Systemic arteriosclerosis and eating behavior in Japanese type 2 diabetic patients with visceral fat accumulation.


PMID 25592402

Abstract

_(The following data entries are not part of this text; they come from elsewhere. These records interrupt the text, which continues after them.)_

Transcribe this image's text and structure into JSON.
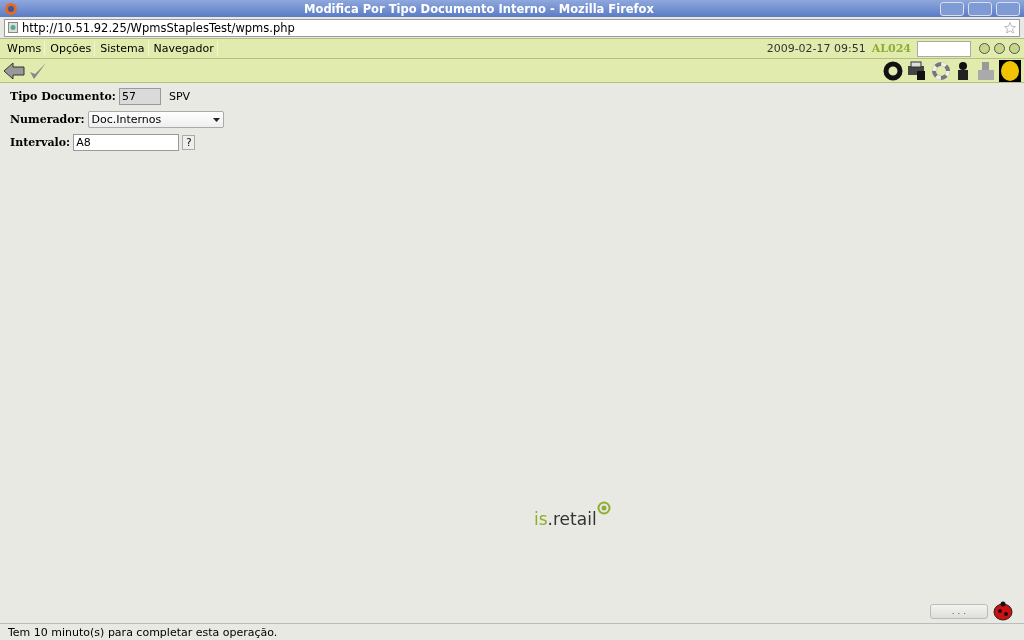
{
  "window": {
    "title": "Modifica Por Tipo Documento Interno - Mozilla Firefox"
  },
  "address_bar": {
    "url": "http://10.51.92.25/WpmsStaplesTest/wpms.php"
  },
  "menu": [
    "Wpms",
    "Opções",
    "Sistema",
    "Navegador"
  ],
  "header": {
    "datetime": "2009-02-17 09:51",
    "user": "AL024"
  },
  "form": [
    {
      "kind": "readonly",
      "label": "Tipo Documento:",
      "value": "57",
      "suffix": "SPV"
    },
    {
      "kind": "select",
      "label": "Numerador:",
      "value": "Doc.Internos"
    },
    {
      "kind": "lookup",
      "label": "Intervalo:",
      "value": "A8",
      "button": "?"
    }
  ],
  "logo": {
    "prefix": "is",
    "suffix": ".retail"
  },
  "more_button": ". . .",
  "status_bar": "Tem 10 minuto(s) para completar esta operação."
}
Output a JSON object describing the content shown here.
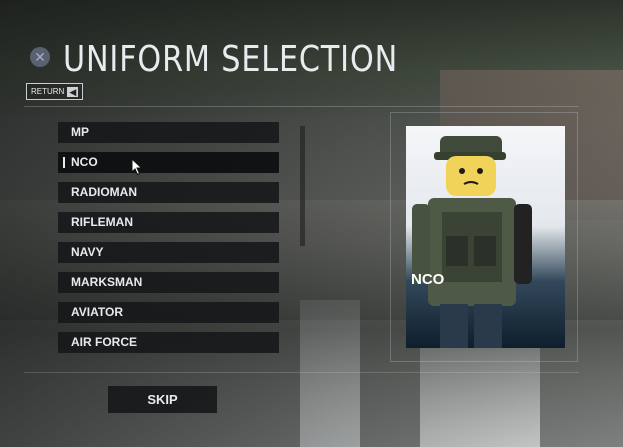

Visceral fat accumulation is a major etiological factor in the progression of type 2 diabetes mellitus and atherosclerosis. We described previously visceral fat accumulation and multiple cardiovascular risk factors in a considerable number of Japanese non-obese subjects (BMI <25 kg/m(2)). Here, we investigated differences in systemic arteriosclerosis, serum adiponectin concentration, and eating behavior in type 2 diabetic patients with and without visceral fat accumulation. The study subjects were 75 Japanese type 2 diabetes mellitus (age: 64.8 ± 11.5 years, mean ± SD). Visceral fat accumulation represented an estimated visceral fat area of 100 cm(2) using the bioelectrical impedance analysis method. Subjects were divided into two groups; with (n = 53) and without (n = 22) visceral fat accumulation. Systemic arteriosclerosis was scored for four arteries by ultrasonography. Eating behavior was assessed based on The Guideline for Obesity questionnaire issued by the Japan Society for the Study of Obesity. The visceral fat accumulation (+) group showed significantly higher systemic vascular scores and significantly lower serum adiponectin levels than the visceral fat accumulation (-) group. With respect to the eating behavior questionnaire items, (+) patients showed higher values for the total score and many of the major sub-scores than (-) patients. Type 2 diabetic patients with visceral fat accumulation showed 1) progression of systemic arteriosclerosis, 2) low serum adiponectin levels, and 3) differences in eating behavior, compared to those without visceral fat accumulation. Taken together, the findings highlight the importance of evaluating visceral fat area in type 2 diabetic patients. Furthermore, those with visceral fat accumulation might need to undergo more intensive screening for systemic arteriosclerosis and consider modifying their eating behaviors.